= Beginning of Section =

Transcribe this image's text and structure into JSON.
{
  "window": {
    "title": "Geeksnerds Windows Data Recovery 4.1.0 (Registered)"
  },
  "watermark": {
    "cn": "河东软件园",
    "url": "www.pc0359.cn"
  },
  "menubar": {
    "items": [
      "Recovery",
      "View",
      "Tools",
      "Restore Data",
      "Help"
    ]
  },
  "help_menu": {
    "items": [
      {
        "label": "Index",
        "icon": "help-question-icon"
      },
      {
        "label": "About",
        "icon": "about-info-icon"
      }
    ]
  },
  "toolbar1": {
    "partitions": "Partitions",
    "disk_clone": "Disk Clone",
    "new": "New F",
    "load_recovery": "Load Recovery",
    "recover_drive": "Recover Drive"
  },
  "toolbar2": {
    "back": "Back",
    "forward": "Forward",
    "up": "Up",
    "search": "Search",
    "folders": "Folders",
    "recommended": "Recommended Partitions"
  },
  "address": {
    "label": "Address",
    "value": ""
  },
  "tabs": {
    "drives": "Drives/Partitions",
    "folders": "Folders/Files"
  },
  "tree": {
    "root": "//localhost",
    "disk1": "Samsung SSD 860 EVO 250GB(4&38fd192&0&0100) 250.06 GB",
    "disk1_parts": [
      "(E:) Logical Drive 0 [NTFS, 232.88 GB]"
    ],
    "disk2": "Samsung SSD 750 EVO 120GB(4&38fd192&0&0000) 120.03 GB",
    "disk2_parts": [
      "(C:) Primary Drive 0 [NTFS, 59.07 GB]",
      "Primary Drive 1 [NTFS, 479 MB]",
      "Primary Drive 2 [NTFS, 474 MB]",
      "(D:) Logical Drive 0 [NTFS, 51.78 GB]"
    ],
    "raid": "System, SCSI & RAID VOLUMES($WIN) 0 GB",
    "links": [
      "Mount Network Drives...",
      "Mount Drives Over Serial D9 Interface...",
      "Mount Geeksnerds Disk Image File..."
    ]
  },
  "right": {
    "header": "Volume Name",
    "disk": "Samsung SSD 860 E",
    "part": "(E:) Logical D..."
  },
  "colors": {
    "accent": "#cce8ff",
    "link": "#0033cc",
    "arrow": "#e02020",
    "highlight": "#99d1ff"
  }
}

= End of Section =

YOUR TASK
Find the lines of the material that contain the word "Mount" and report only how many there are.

ANSWER FOR THIS EXERCISE
3